Output the entire listing below exactly as it stands.

* * * * * * * * *

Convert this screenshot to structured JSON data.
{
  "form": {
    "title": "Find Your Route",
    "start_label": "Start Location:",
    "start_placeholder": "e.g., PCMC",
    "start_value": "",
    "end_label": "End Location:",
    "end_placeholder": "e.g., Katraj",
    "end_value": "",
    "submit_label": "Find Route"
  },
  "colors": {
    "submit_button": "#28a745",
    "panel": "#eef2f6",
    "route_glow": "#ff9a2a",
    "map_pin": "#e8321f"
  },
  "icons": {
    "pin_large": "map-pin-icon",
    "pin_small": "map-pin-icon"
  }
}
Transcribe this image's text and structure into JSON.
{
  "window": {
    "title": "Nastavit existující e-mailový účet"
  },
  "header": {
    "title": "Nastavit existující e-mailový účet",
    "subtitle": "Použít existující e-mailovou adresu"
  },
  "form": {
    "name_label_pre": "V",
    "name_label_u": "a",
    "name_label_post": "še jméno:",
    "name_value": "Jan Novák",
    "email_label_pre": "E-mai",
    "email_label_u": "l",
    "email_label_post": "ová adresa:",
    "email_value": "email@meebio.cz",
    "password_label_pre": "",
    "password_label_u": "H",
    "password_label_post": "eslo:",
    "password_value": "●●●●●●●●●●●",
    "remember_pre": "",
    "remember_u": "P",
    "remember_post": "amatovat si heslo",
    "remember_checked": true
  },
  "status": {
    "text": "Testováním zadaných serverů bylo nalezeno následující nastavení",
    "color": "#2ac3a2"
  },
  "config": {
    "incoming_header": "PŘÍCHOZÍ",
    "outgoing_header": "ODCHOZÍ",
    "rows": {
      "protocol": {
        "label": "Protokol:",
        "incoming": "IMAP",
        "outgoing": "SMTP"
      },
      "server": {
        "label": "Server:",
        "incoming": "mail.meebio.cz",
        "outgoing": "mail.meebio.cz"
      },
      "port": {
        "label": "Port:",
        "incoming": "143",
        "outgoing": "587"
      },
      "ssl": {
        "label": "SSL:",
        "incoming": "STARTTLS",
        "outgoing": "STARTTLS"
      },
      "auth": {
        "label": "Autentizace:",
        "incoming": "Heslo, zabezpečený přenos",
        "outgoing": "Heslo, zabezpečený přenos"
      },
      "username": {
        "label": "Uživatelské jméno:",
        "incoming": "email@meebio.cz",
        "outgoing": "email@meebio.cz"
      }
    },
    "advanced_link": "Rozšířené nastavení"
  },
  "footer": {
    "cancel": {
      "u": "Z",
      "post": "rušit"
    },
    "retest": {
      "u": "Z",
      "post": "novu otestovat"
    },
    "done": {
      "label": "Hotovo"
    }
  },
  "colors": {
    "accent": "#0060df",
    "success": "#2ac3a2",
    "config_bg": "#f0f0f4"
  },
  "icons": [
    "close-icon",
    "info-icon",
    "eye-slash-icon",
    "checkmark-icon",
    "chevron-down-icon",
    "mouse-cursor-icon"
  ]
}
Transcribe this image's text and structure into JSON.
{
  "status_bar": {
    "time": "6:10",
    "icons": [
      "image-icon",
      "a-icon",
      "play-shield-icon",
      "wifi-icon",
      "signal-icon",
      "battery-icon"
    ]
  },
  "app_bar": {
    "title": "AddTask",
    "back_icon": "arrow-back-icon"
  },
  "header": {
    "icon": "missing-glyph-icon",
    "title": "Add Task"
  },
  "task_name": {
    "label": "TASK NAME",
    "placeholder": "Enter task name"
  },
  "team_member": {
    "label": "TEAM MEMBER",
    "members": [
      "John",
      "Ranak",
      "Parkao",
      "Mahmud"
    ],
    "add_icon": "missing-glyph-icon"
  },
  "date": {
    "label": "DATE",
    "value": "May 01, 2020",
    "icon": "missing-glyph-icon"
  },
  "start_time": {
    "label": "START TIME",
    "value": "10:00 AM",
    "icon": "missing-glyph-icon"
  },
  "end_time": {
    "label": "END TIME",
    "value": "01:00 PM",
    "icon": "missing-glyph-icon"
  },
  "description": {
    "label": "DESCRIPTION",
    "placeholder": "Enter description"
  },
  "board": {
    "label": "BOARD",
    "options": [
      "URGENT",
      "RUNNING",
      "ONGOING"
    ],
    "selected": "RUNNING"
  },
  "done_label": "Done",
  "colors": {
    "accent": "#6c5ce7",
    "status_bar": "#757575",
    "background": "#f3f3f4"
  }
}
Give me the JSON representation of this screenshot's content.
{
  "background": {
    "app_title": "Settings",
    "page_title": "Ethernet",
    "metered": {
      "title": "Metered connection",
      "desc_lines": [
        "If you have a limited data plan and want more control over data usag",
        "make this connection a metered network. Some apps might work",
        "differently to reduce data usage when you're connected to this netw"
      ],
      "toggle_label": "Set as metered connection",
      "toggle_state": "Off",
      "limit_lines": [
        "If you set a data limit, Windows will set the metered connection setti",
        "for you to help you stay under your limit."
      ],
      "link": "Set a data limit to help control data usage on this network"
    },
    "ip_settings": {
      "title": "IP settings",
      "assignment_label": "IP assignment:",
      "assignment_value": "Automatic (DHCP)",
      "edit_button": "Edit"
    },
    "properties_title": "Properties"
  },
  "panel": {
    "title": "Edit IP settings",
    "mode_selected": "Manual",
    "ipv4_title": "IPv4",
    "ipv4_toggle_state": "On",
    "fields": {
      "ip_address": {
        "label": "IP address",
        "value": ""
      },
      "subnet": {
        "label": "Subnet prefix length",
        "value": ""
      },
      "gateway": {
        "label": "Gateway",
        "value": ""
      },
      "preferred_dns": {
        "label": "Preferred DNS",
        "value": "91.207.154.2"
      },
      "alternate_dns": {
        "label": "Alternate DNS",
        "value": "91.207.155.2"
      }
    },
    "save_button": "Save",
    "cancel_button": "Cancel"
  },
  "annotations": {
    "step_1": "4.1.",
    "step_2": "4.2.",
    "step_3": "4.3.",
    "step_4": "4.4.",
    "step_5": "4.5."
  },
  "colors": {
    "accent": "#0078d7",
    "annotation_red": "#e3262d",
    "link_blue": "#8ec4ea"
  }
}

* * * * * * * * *

Expected output —
Convert this screenshot to structured JSON data.
{
  "form": {
    "title": "Find Your Route",
    "start_label": "Start Location:",
    "start_placeholder": "e.g., PCMC",
    "start_value": "",
    "end_label": "End Location:",
    "end_placeholder": "e.g., Katraj",
    "end_value": "",
    "submit_label": "Find Route"
  },
  "colors": {
    "submit_button": "#28a745",
    "panel": "#eef2f6",
    "route_glow": "#ff9a2a",
    "map_pin": "#e8321f"
  },
  "icons": {
    "pin_large": "map-pin-icon",
    "pin_small": "map-pin-icon"
  }
}
Transcribe this image's text and structure into JSON.
{
  "window": {
    "title": "Nastavit existující e-mailový účet"
  },
  "header": {
    "title": "Nastavit existující e-mailový účet",
    "subtitle": "Použít existující e-mailovou adresu"
  },
  "form": {
    "name_label_pre": "V",
    "name_label_u": "a",
    "name_label_post": "še jméno:",
    "name_value": "Jan Novák",
    "email_label_pre": "E-mai",
    "email_label_u": "l",
    "email_label_post": "ová adresa:",
    "email_value": "email@meebio.cz",
    "password_label_pre": "",
    "password_label_u": "H",
    "password_label_post": "eslo:",
    "password_value": "●●●●●●●●●●●",
    "remember_pre": "",
    "remember_u": "P",
    "remember_post": "amatovat si heslo",
    "remember_checked": true
  },
  "status": {
    "text": "Testováním zadaných serverů bylo nalezeno následující nastavení",
    "color": "#2ac3a2"
  },
  "config": {
    "incoming_header": "PŘÍCHOZÍ",
    "outgoing_header": "ODCHOZÍ",
    "rows": {
      "protocol": {
        "label": "Protokol:",
        "incoming": "IMAP",
        "outgoing": "SMTP"
      },
      "server": {
        "label": "Server:",
        "incoming": "mail.meebio.cz",
        "outgoing": "mail.meebio.cz"
      },
      "port": {
        "label": "Port:",
        "incoming": "143",
        "outgoing": "587"
      },
      "ssl": {
        "label": "SSL:",
        "incoming": "STARTTLS",
        "outgoing": "STARTTLS"
      },
      "auth": {
        "label": "Autentizace:",
        "incoming": "Heslo, zabezpečený přenos",
        "outgoing": "Heslo, zabezpečený přenos"
      },
      "username": {
        "label": "Uživatelské jméno:",
        "incoming": "email@meebio.cz",
        "outgoing": "email@meebio.cz"
      }
    },
    "advanced_link": "Rozšířené nastavení"
  },
  "footer": {
    "cancel": {
      "u": "Z",
      "post": "rušit"
    },
    "retest": {
      "u": "Z",
      "post": "novu otestovat"
    },
    "done": {
      "label": "Hotovo"
    }
  },
  "colors": {
    "accent": "#0060df",
    "success": "#2ac3a2",
    "config_bg": "#f0f0f4"
  },
  "icons": [
    "close-icon",
    "info-icon",
    "eye-slash-icon",
    "checkmark-icon",
    "chevron-down-icon",
    "mouse-cursor-icon"
  ]
}
Transcribe this image's text and structure into JSON.
{
  "status_bar": {
    "time": "6:10",
    "icons": [
      "image-icon",
      "a-icon",
      "play-shield-icon",
      "wifi-icon",
      "signal-icon",
      "battery-icon"
    ]
  },
  "app_bar": {
    "title": "AddTask",
    "back_icon": "arrow-back-icon"
  },
  "header": {
    "icon": "missing-glyph-icon",
    "title": "Add Task"
  },
  "task_name": {
    "label": "TASK NAME",
    "placeholder": "Enter task name"
  },
  "team_member": {
    "label": "TEAM MEMBER",
    "members": [
      "John",
      "Ranak",
      "Parkao",
      "Mahmud"
    ],
    "add_icon": "missing-glyph-icon"
  },
  "date": {
    "label": "DATE",
    "value": "May 01, 2020",
    "icon": "missing-glyph-icon"
  },
  "start_time": {
    "label": "START TIME",
    "value": "10:00 AM",
    "icon": "missing-glyph-icon"
  },
  "end_time": {
    "label": "END TIME",
    "value": "01:00 PM",
    "icon": "missing-glyph-icon"
  },
  "description": {
    "label": "DESCRIPTION",
    "placeholder": "Enter description"
  },
  "board": {
    "label": "BOARD",
    "options": [
      "URGENT",
      "RUNNING",
      "ONGOING"
    ],
    "selected": "RUNNING"
  },
  "done_label": "Done",
  "colors": {
    "accent": "#6c5ce7",
    "status_bar": "#757575",
    "background": "#f3f3f4"
  }
}
Give me the JSON representation of this screenshot's content.
{
  "background": {
    "app_title": "Settings",
    "page_title": "Ethernet",
    "metered": {
      "title": "Metered connection",
      "desc_lines": [
        "If you have a limited data plan and want more control over data usag",
        "make this connection a metered network. Some apps might work",
        "differently to reduce data usage when you're connected to this netw"
      ],
      "toggle_label": "Set as metered connection",
      "toggle_state": "Off",
      "limit_lines": [
        "If you set a data limit, Windows will set the metered connection setti",
        "for you to help you stay under your limit."
      ],
      "link": "Set a data limit to help control data usage on this network"
    },
    "ip_settings": {
      "title": "IP settings",
      "assignment_label": "IP assignment:",
      "assignment_value": "Automatic (DHCP)",
      "edit_button": "Edit"
    },
    "properties_title": "Properties"
  },
  "panel": {
    "title": "Edit IP settings",
    "mode_selected": "Manual",
    "ipv4_title": "IPv4",
    "ipv4_toggle_state": "On",
    "fields": {
      "ip_address": {
        "label": "IP address",
        "value": ""
      },
      "subnet": {
        "label": "Subnet prefix length",
        "value": ""
      },
      "gateway": {
        "label": "Gateway",
        "value": ""
      },
      "preferred_dns": {
        "label": "Preferred DNS",
        "value": "91.207.154.2"
      },
      "alternate_dns": {
        "label": "Alternate DNS",
        "value": "91.207.155.2"
      }
    },
    "save_button": "Save",
    "cancel_button": "Cancel"
  },
  "annotations": {
    "step_1": "4.1.",
    "step_2": "4.2.",
    "step_3": "4.3.",
    "step_4": "4.4.",
    "step_5": "4.5."
  },
  "colors": {
    "accent": "#0078d7",
    "annotation_red": "#e3262d",
    "link_blue": "#8ec4ea"
  }
}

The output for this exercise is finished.